That is the view of three investment houses, including two with Manchester operations, in an open letter to Economic Secretary to the Treasury and City Minister, Jon Glen.

Between them they administer more than £200bn-worth of shares on behalf of around two million UK retail investors, the smaller investors looking to support companies by purchasing shares in their businesses.

The letter is signed by the chief executives of Manchester investment platform AJ Bell headed by Andy Bell, Manchester-based Interactive Investor, the UK’s biggest flat-fee investment platform, and Bristol-based financial services company Hargreaves Lansdown.

They argue that, for too long, UK listings have been confined to the big financial institutions and are urging Jon Glen to consider the rights of retail shareholders in relation to IPOs (independent public offerings).

One of the biggest IPOs in recent years took place last September, when Manchester-based online retailer The Hut Group floated on the London Stock Exchange raising £1.88bn from institutional investors who paid 500p per share, giving the company an overall valuation of £5.4bn.

In early trading the stock surpassed the initial pricing, opening at 600p before hitting 658.30p per share at one stage. This morning (February 22) its shares were trading at around 733p per share.

The letter to Mr Glen has been made public so the arguments can be heard by the boards and advisers of companies considering listing on the London Stock Exchange.

The three signatories say: “Our combined businesses administer assets worth over £200bn for around two million retail investors in the UK. These and other retail investors are a growing market but are excluded from the majority of IPOs via the LSE, with the Hut Group, Dr Martens and Moonpig recent high-profile examples.

“For too long, UK listings have been the preserve of financial institutions and we urge you to consider the rights of retail shareholders in relation to IPOs.”

They suggest a possible regulatory obligation on companies coming to market in the future to consider a retail element to their IPO which, they say, only happens currently when the company and its advisers suspect there will be weak demand for the IPO.

The signatories call on companies considering listing on the LSE to take retail investors into account, saying: “Ultimately it is the boards of companies that control whether their IPO is open to retail investors, but they are currently discouraged to do so by the sponsoring investment banks.”

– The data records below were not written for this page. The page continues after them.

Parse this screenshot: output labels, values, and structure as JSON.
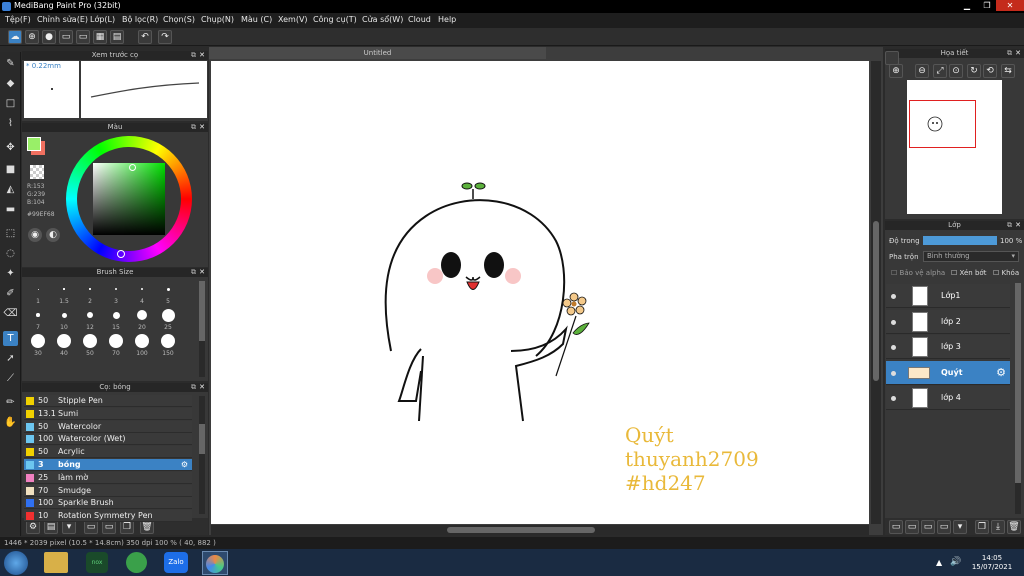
{
  "window": {
    "title": "MediBang Paint Pro (32bit)"
  },
  "menu": [
    "Tệp(F)",
    "Chỉnh sửa(E)",
    "Lớp(L)",
    "Bộ lọc(R)",
    "Chọn(S)",
    "Chụp(N)",
    "Màu (C)",
    "Xem(V)",
    "Công cụ(T)",
    "Cửa sổ(W)",
    "Cloud",
    "Help"
  ],
  "panels": {
    "preview": "Xem trước cọ",
    "color": "Màu",
    "brushsize": "Brush Size",
    "brush": "Cọ: bóng",
    "navigator": "Họa tiết",
    "layer": "Lớp"
  },
  "brush_preview_size": "* 0.22mm",
  "color": {
    "r": "R:153",
    "g": "G:239",
    "b": "B:104",
    "hex": "#99EF68",
    "fg": "#99EF68",
    "bg": "#f07060"
  },
  "brush_sizes": [
    "1",
    "1.5",
    "2",
    "3",
    "4",
    "5",
    "7",
    "10",
    "12",
    "15",
    "20",
    "25",
    "30",
    "40",
    "50",
    "70",
    "100",
    "150"
  ],
  "brushes": [
    {
      "size": "50",
      "name": "Stipple Pen",
      "color": "#f0d000"
    },
    {
      "size": "13.1",
      "name": "Sumi",
      "color": "#f0d000"
    },
    {
      "size": "50",
      "name": "Watercolor",
      "color": "#6cc6f0"
    },
    {
      "size": "100",
      "name": "Watercolor (Wet)",
      "color": "#6cc6f0"
    },
    {
      "size": "50",
      "name": "Acrylic",
      "color": "#f0d000"
    },
    {
      "size": "3",
      "name": "bóng",
      "color": "#6cc6f0"
    },
    {
      "size": "25",
      "name": "làm mờ",
      "color": "#f080c0"
    },
    {
      "size": "70",
      "name": "Smudge",
      "color": "#f0e0c0"
    },
    {
      "size": "100",
      "name": "Sparkle Brush",
      "color": "#3070f0"
    },
    {
      "size": "10",
      "name": "Rotation Symmetry Pen",
      "color": "#f03030"
    }
  ],
  "doc_tab": "Untitled",
  "canvas_text": [
    "Quýt",
    "thuyanh2709",
    "#hd247"
  ],
  "layer": {
    "opacity_label": "Độ trong",
    "opacity_value": "100 %",
    "blend_label": "Pha trộn",
    "blend_value": "Bình thường",
    "protect_alpha": "Bảo vệ alpha",
    "clipping": "Xén bớt",
    "lock": "Khóa",
    "layers": [
      "Lớp1",
      "lớp 2",
      "lớp 3",
      "Quýt",
      "lớp 4"
    ]
  },
  "status": {
    "text": "1446 * 2039 pixel  (10.5 * 14.8cm)  350 dpi  100 %  ( 40, 882 )"
  },
  "clock": {
    "time": "14:05",
    "date": "15/07/2021"
  }
}
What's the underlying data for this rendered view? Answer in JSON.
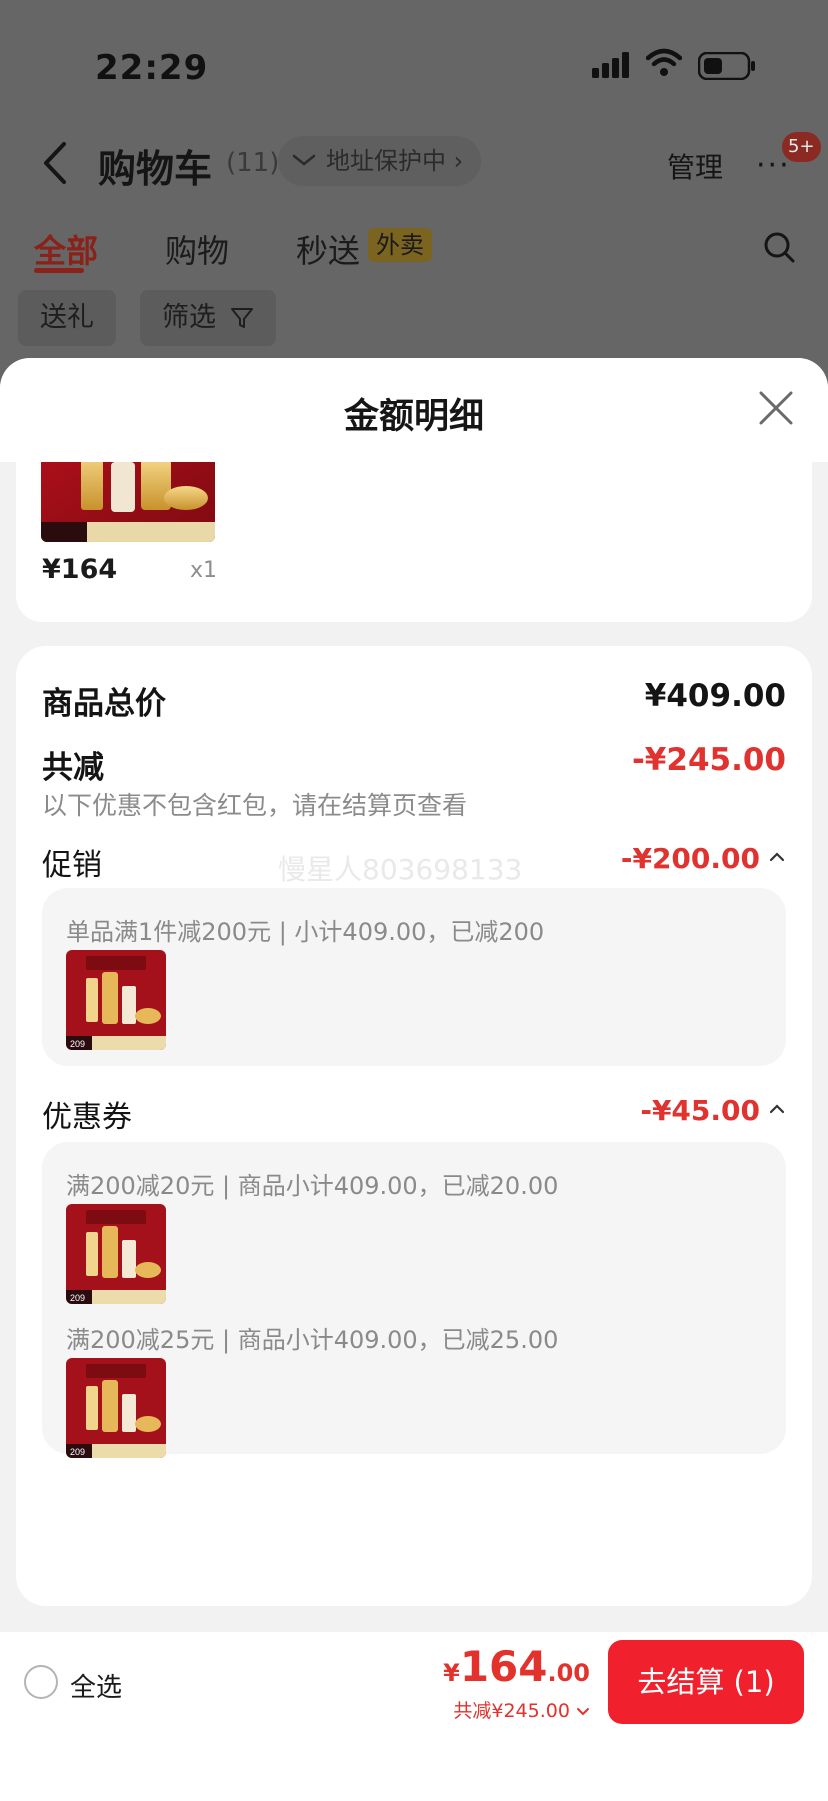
{
  "status_bar": {
    "time": "22:29"
  },
  "nav": {
    "title": "购物车",
    "count": "(11)",
    "address_chip": "地址保护中 ›",
    "manage": "管理",
    "more": "···",
    "more_badge": "5+"
  },
  "tabs": [
    {
      "label": "全部",
      "active": true
    },
    {
      "label": "购物",
      "active": false
    },
    {
      "label": "秒送",
      "active": false,
      "tag": "外卖"
    }
  ],
  "chips": [
    {
      "label": "送礼"
    },
    {
      "label": "筛选"
    }
  ],
  "sheet": {
    "title": "金额明细",
    "top_item": {
      "price": "¥164",
      "qty": "x1"
    },
    "summary": {
      "goods_total_label": "商品总价",
      "goods_total_value": "¥409.00",
      "reduce_label": "共减",
      "reduce_value": "-¥245.00",
      "reduce_note": "以下优惠不包含红包，请在结算页查看",
      "watermark": "慢星人803698133"
    },
    "promotion": {
      "label": "促销",
      "value": "-¥200.00",
      "lines": [
        {
          "text": "单品满1件减200元 | 小计409.00，已减200"
        }
      ]
    },
    "coupon": {
      "label": "优惠券",
      "value": "-¥45.00",
      "lines": [
        {
          "text": "满200减20元 | 商品小计409.00，已减20.00"
        },
        {
          "text": "满200减25元 | 商品小计409.00，已减25.00"
        }
      ]
    },
    "product_thumb_badge": "209"
  },
  "bottom_bar": {
    "select_all": "全选",
    "price_currency": "¥",
    "price_int": "164",
    "price_dec": ".00",
    "discount": "共减¥245.00",
    "checkout": "去结算 (1)"
  },
  "colors": {
    "accent_red": "#e0322e",
    "checkout_red": "#f1202d",
    "tab_active_dimmed": "#8a2219"
  }
}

They point out that, as it stands, retail shareholder rights are almost completely ignored when it comes to the vast majority of IPOs, which largely take place between City institutions behind closed doors.

It has been reported that between October 2017 and October 2020, private investors were invited to take part in just 24 out of 352 IPOs on the main market and AIM (Alternative Investment Market), which means they were excluded from 93% of share launches.

They write: “That needs to change. Retail investors should have as much right as any other institution to invest at IPO, rather than having to ‘get in line’ and potentially buy the shares at a premium in the open market, post-IPO. The UK taxpayer stands behind UK plc and should have unfettered opportunity.”

Involving smaller investors would be simple, they say: “From a practical perspective, opening an IPO to retail investors is now a standardised process which is fully compliant with the FCA (Financial Conduct Authority) listing rules and requirements of the London Stock Exchange.”

And they list the benefits to companies of having a retail offer as part of their IPO:

  • It gives them access to an additional source of capital and can generate increased demand for the IPO
  • It can help raise the profile of the business and deepen relationships with loyal customers by treating them equally with institutional investors
  • It can create a healthy shareholder base – most retail investors are long-term holders via pensions and ISAs and supportive of management, creating shareholder diversification and pricing stability

The signatories conclude: “We have first hand experience of facilitating IPOs for retail investors and we know there is demand for them from our retail customers.”